_Assigned task_
Whenever a line in the entries below contains the string "desc", copy that line.

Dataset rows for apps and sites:
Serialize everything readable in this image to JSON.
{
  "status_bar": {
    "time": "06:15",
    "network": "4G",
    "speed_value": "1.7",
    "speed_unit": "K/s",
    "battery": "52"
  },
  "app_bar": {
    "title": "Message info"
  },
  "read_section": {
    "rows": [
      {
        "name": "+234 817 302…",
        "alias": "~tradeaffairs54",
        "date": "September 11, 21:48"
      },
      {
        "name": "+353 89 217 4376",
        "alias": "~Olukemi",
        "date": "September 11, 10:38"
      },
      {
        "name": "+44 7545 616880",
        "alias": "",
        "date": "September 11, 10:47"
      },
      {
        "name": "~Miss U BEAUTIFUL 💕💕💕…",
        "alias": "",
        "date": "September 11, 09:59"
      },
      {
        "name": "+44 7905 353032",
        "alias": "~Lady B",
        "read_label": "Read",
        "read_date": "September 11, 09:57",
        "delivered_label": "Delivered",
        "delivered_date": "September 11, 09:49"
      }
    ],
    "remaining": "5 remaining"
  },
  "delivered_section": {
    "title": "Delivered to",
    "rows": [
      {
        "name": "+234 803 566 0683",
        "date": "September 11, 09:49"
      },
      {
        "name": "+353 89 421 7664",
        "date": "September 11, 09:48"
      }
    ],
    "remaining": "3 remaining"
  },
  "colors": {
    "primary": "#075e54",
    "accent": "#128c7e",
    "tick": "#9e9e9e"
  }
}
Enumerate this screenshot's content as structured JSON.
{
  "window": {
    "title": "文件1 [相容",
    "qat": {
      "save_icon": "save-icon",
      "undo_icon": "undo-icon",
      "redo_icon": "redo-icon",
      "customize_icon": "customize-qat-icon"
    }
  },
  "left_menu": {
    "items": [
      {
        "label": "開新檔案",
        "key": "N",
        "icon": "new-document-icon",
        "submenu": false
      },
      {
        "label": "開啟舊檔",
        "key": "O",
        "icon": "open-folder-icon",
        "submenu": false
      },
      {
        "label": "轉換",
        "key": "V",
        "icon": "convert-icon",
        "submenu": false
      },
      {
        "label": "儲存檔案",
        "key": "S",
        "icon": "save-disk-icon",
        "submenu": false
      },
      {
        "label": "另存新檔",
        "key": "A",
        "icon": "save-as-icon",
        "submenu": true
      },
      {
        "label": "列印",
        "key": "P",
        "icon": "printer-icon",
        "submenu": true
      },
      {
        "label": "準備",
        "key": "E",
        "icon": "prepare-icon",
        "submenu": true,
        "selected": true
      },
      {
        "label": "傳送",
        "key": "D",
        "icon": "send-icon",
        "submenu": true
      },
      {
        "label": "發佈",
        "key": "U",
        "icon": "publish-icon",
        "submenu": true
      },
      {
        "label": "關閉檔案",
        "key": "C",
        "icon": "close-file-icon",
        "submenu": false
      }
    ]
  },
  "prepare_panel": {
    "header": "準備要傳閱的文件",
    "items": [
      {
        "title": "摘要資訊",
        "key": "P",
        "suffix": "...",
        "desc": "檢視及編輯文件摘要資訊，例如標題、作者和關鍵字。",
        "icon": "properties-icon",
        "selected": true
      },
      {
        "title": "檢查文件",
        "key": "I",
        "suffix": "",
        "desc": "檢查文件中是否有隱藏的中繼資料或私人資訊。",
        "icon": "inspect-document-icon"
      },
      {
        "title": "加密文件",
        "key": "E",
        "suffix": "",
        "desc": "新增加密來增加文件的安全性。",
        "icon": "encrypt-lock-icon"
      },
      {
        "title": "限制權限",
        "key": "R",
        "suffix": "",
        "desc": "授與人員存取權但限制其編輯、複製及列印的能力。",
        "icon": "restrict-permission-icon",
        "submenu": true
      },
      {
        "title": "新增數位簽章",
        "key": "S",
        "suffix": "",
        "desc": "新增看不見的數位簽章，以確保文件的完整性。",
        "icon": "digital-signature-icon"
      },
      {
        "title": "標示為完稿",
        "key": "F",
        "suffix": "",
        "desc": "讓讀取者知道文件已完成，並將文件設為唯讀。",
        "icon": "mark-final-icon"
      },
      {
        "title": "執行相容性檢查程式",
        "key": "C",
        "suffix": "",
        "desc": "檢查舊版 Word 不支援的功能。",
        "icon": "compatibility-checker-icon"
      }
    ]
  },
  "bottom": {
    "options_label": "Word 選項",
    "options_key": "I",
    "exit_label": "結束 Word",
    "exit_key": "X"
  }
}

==

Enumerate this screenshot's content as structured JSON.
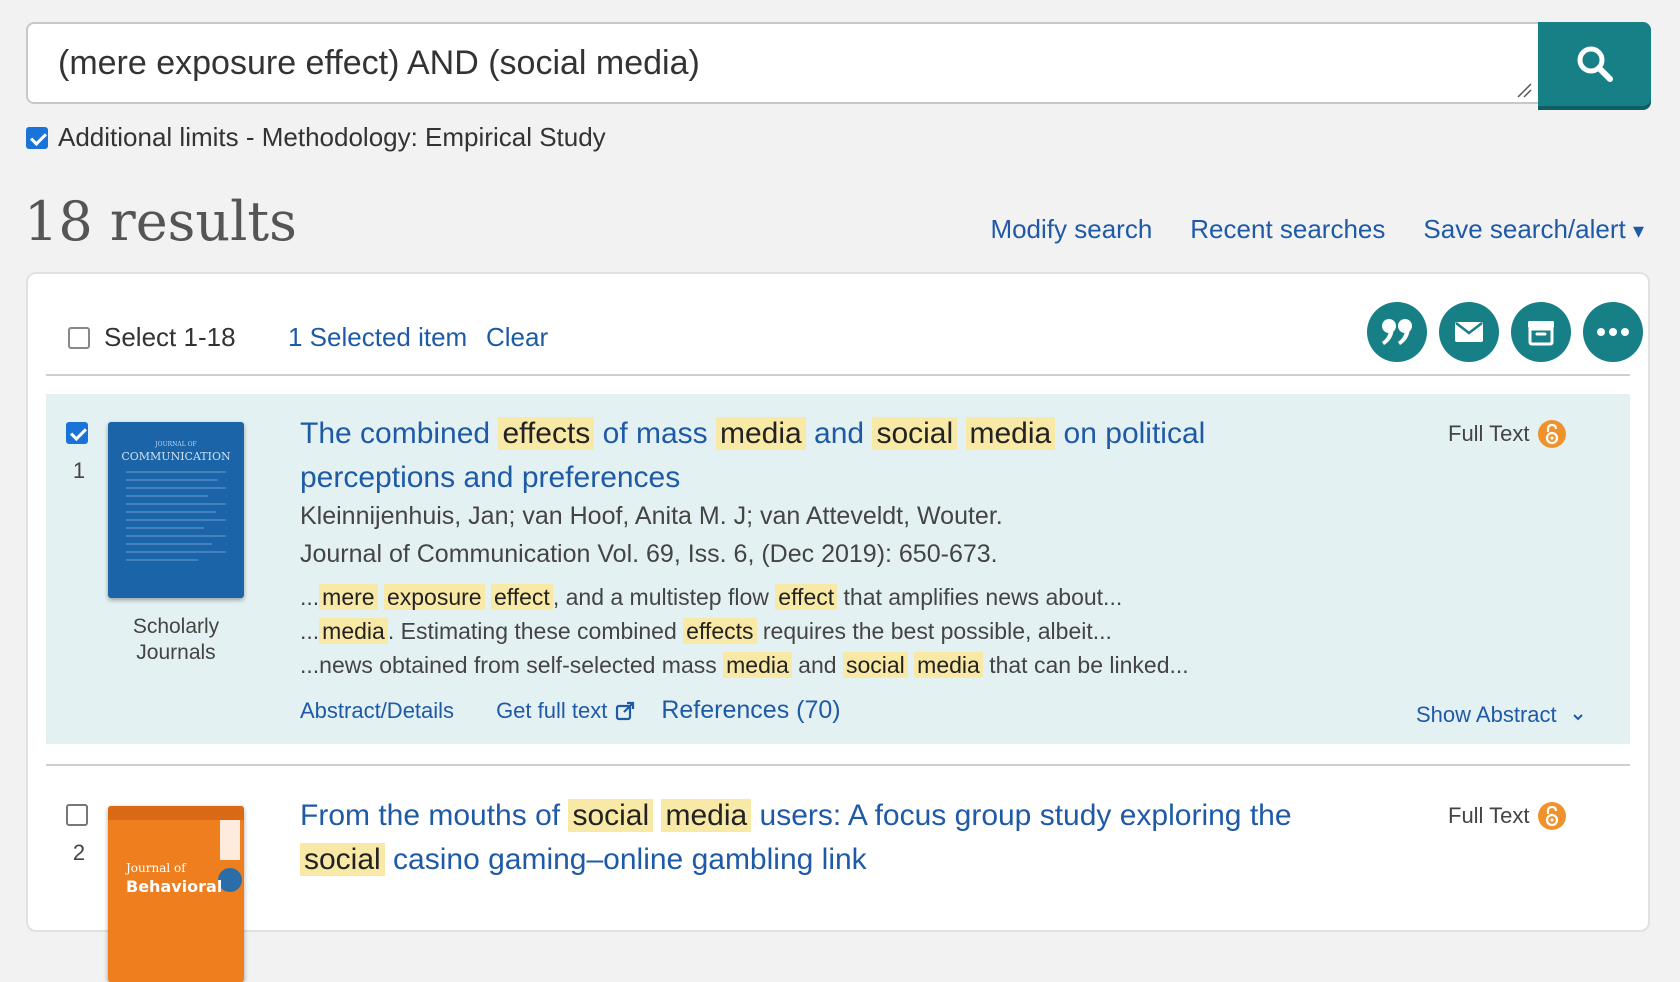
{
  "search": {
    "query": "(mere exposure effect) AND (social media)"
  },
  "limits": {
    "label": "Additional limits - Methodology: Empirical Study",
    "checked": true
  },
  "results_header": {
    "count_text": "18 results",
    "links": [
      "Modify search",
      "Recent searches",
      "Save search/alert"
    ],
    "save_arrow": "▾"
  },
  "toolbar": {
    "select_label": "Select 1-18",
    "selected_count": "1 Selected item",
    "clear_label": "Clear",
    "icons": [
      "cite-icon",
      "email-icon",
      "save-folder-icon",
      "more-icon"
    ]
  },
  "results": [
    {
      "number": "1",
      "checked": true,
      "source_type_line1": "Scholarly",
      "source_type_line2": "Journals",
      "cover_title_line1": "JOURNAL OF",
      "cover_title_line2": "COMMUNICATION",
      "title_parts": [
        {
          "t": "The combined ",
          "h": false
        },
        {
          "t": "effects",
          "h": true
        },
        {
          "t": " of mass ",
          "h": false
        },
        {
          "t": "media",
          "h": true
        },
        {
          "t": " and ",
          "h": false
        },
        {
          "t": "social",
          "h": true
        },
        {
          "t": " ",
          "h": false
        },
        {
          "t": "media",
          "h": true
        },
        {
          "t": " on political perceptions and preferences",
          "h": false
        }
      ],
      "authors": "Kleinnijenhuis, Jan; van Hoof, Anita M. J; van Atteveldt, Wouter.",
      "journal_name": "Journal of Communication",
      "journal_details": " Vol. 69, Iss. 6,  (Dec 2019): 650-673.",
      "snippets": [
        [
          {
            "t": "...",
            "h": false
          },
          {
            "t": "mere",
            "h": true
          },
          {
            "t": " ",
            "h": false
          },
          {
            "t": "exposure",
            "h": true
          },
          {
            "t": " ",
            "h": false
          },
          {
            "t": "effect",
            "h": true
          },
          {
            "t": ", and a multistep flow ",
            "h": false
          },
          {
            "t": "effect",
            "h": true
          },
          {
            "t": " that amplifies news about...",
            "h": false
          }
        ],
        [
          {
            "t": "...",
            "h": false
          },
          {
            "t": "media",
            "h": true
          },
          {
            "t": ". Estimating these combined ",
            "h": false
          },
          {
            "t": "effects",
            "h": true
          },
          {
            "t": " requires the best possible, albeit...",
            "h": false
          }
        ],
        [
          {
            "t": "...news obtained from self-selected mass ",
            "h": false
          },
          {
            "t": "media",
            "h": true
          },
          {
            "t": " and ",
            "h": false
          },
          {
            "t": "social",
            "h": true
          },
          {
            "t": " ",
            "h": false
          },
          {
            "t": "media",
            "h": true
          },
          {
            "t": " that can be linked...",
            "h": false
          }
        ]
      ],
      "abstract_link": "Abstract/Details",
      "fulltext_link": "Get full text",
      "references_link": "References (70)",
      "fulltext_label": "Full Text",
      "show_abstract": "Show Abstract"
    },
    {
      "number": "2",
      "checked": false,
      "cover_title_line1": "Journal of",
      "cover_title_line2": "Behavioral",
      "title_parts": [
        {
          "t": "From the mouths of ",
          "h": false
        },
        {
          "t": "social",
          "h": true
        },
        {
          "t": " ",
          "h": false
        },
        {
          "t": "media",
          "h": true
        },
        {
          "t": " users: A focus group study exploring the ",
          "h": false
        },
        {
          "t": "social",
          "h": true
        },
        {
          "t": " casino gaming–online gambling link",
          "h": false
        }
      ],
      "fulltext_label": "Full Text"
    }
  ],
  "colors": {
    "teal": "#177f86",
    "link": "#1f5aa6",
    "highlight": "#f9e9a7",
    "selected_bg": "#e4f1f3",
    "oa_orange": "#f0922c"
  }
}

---

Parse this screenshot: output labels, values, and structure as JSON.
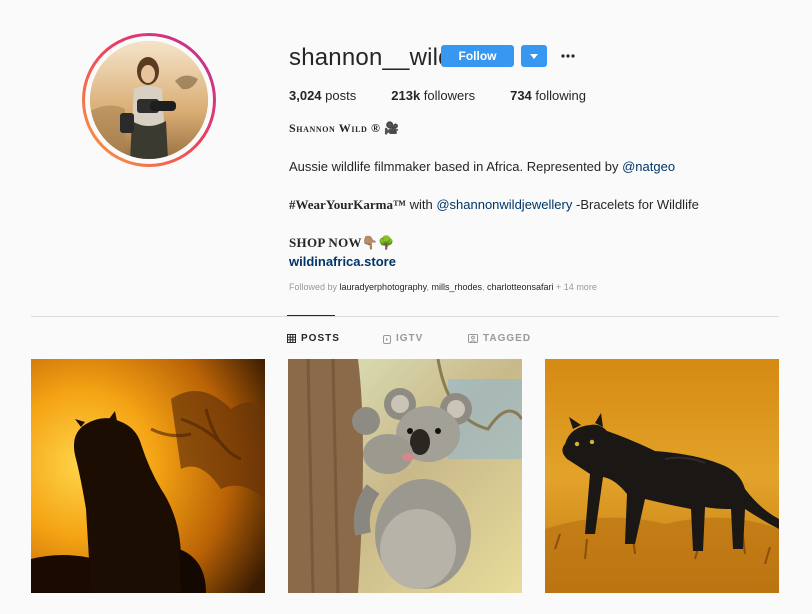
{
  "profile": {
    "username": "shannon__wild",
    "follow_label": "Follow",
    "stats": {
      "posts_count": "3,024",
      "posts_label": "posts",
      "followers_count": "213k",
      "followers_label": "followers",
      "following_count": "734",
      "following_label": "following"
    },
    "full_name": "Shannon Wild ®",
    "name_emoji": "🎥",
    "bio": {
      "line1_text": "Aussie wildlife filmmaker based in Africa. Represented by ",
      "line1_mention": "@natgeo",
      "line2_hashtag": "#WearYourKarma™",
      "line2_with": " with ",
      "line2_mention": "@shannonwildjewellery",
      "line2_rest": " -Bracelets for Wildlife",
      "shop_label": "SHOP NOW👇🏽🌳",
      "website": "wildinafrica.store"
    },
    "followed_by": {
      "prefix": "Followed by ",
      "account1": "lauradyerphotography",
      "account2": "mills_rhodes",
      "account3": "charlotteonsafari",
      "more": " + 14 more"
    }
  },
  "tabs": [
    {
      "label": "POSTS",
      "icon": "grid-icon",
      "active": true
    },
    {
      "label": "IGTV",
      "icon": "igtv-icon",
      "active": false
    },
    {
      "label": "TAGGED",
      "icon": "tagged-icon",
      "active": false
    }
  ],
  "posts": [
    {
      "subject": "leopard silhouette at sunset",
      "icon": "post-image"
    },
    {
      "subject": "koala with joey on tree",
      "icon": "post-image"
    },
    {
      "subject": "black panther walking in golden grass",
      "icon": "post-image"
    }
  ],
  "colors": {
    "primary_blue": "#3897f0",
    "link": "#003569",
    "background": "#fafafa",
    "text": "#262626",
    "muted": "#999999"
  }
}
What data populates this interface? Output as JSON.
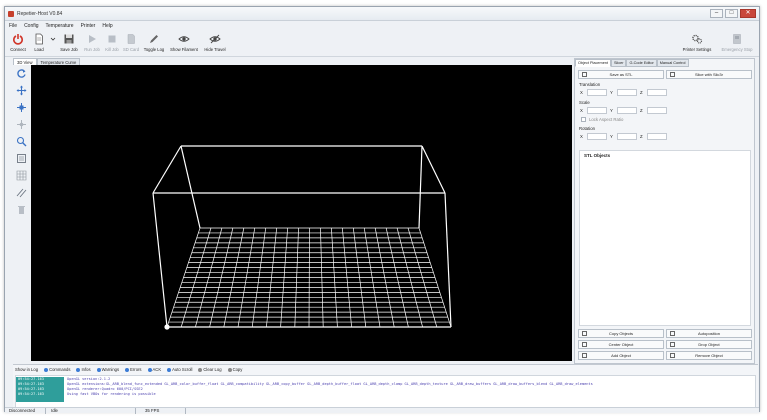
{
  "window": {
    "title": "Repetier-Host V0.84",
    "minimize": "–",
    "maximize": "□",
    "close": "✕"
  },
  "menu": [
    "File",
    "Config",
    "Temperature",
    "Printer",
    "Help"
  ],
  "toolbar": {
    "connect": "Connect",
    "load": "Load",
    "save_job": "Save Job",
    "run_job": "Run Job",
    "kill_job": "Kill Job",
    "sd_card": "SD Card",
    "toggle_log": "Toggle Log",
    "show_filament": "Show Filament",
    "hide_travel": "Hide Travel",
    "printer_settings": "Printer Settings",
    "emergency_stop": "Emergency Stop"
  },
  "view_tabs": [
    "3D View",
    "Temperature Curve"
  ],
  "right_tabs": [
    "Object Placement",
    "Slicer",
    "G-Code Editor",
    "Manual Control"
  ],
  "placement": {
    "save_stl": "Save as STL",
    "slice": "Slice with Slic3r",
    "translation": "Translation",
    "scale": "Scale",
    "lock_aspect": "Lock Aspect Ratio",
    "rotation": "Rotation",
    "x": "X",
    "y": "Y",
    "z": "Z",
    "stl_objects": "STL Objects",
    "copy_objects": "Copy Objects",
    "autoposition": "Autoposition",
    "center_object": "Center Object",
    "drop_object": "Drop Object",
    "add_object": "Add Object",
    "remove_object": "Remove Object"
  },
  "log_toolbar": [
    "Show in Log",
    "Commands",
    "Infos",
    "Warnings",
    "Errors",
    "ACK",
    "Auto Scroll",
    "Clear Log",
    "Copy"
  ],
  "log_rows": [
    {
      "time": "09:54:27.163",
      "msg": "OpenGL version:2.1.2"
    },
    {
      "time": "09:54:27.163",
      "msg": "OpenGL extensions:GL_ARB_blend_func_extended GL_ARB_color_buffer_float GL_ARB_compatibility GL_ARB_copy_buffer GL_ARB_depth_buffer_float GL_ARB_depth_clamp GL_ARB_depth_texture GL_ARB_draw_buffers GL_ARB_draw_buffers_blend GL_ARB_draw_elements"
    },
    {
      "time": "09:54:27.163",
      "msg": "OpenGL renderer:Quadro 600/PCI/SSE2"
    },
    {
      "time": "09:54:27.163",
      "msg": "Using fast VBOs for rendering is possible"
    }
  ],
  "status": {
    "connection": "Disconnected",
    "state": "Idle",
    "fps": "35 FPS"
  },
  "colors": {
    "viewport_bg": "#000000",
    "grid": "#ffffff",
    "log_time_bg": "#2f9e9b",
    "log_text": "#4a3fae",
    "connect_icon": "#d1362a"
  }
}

_Answer for this exercise_
        "desc": "檢視及編輯文件摘要資訊，例如標題、作者和關鍵字。",
        "desc": "檢查文件中是否有隱藏的中繼資料或私人資訊。",
        "desc": "新增加密來增加文件的安全性。",
        "desc": "授與人員存取權但限制其編輯、複製及列印的能力。",
        "desc": "新增看不見的數位簽章，以確保文件的完整性。",
        "desc": "讓讀取者知道文件已完成，並將文件設為唯讀。",
        "desc": "檢查舊版 Word 不支援的功能。",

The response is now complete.